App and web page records
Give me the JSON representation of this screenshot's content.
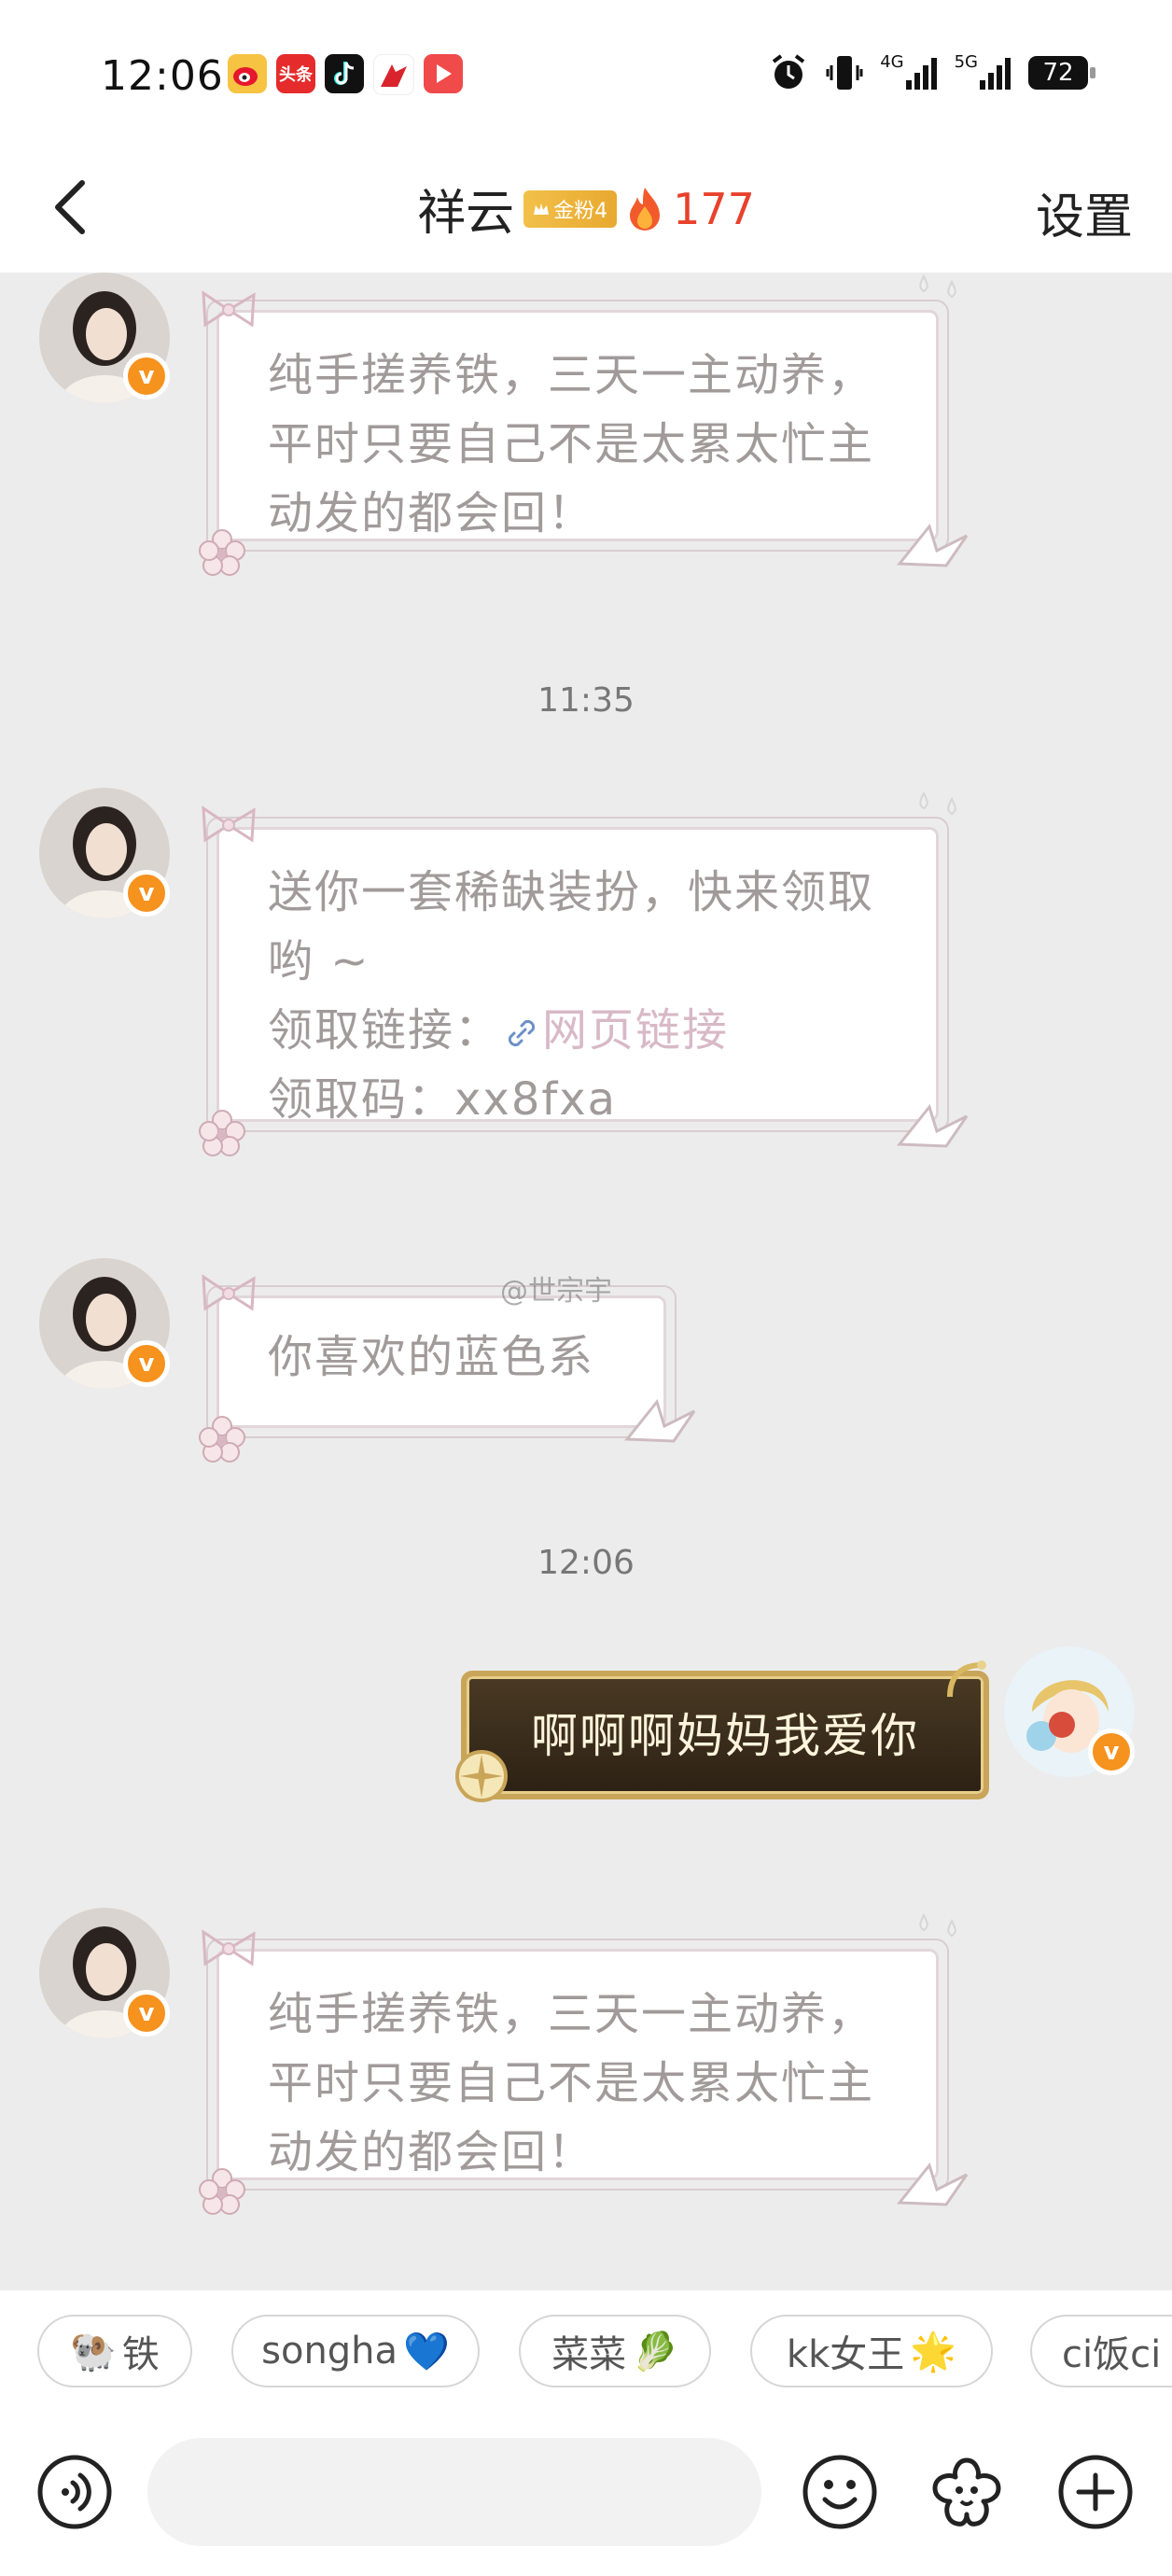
{
  "status_bar": {
    "time": "12:06",
    "app_icons": [
      "weibo-icon",
      "toutiao-icon",
      "tiktok-icon",
      "reading-app-icon",
      "video-app-icon"
    ],
    "toutiao_label": "头条",
    "network_4g": "4G",
    "network_5g": "5G",
    "battery": "72"
  },
  "nav": {
    "title": "祥云",
    "fan_badge": "金粉4",
    "fire_count": "177",
    "settings": "设置"
  },
  "messages": [
    {
      "from": "other",
      "text": "纯手搓养铁，三天一主动养，平时只要自己不是太累太忙主动发的都会回！"
    },
    {
      "type": "time",
      "text": "11:35"
    },
    {
      "from": "other",
      "line1": "送你一套稀缺装扮，快来领取哟 ~",
      "link_label": "领取链接：",
      "link_text": "网页链接",
      "code": "领取码：xx8fxa"
    },
    {
      "from": "other",
      "text": "你喜欢的蓝色系"
    },
    {
      "type": "time",
      "text": "12:06"
    },
    {
      "from": "me",
      "text": "啊啊啊妈妈我爱你"
    },
    {
      "from": "other",
      "text": "纯手搓养铁，三天一主动养，平时只要自己不是太累太忙主动发的都会回！"
    }
  ],
  "watermark": "@世宗宇",
  "quick_replies": [
    {
      "label": "铁",
      "emoji": "🐏"
    },
    {
      "label": "songha",
      "emoji": "💙"
    },
    {
      "label": "菜菜",
      "emoji": "🥬"
    },
    {
      "label": "kk女王",
      "emoji": "🌟"
    },
    {
      "label": "ci饭ci",
      "emoji": ""
    }
  ],
  "input": {
    "placeholder": "",
    "value": ""
  },
  "colors": {
    "accent_fire": "#e8412c",
    "verified_badge": "#f6921e",
    "link": "#d8b9c6"
  }
}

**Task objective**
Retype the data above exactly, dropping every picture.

**Exercise output**
Give me the JSON representation of this screenshot's content.
{
  "status_bar": {
    "time": "12:06",
    "app_icons": [
      "weibo-icon",
      "toutiao-icon",
      "tiktok-icon",
      "reading-app-icon",
      "video-app-icon"
    ],
    "toutiao_label": "头条",
    "network_4g": "4G",
    "network_5g": "5G",
    "battery": "72"
  },
  "nav": {
    "title": "祥云",
    "fan_badge": "金粉4",
    "fire_count": "177",
    "settings": "设置"
  },
  "messages": [
    {
      "from": "other",
      "text": "纯手搓养铁，三天一主动养，平时只要自己不是太累太忙主动发的都会回！"
    },
    {
      "type": "time",
      "text": "11:35"
    },
    {
      "from": "other",
      "line1": "送你一套稀缺装扮，快来领取哟 ~",
      "link_label": "领取链接：",
      "link_text": "网页链接",
      "code": "领取码：xx8fxa"
    },
    {
      "from": "other",
      "text": "你喜欢的蓝色系"
    },
    {
      "type": "time",
      "text": "12:06"
    },
    {
      "from": "me",
      "text": "啊啊啊妈妈我爱你"
    },
    {
      "from": "other",
      "text": "纯手搓养铁，三天一主动养，平时只要自己不是太累太忙主动发的都会回！"
    }
  ],
  "watermark": "@世宗宇",
  "quick_replies": [
    {
      "label": "铁",
      "emoji": "🐏"
    },
    {
      "label": "songha",
      "emoji": "💙"
    },
    {
      "label": "菜菜",
      "emoji": "🥬"
    },
    {
      "label": "kk女王",
      "emoji": "🌟"
    },
    {
      "label": "ci饭ci",
      "emoji": ""
    }
  ],
  "input": {
    "placeholder": "",
    "value": ""
  },
  "colors": {
    "accent_fire": "#e8412c",
    "verified_badge": "#f6921e",
    "link": "#d8b9c6"
  }
}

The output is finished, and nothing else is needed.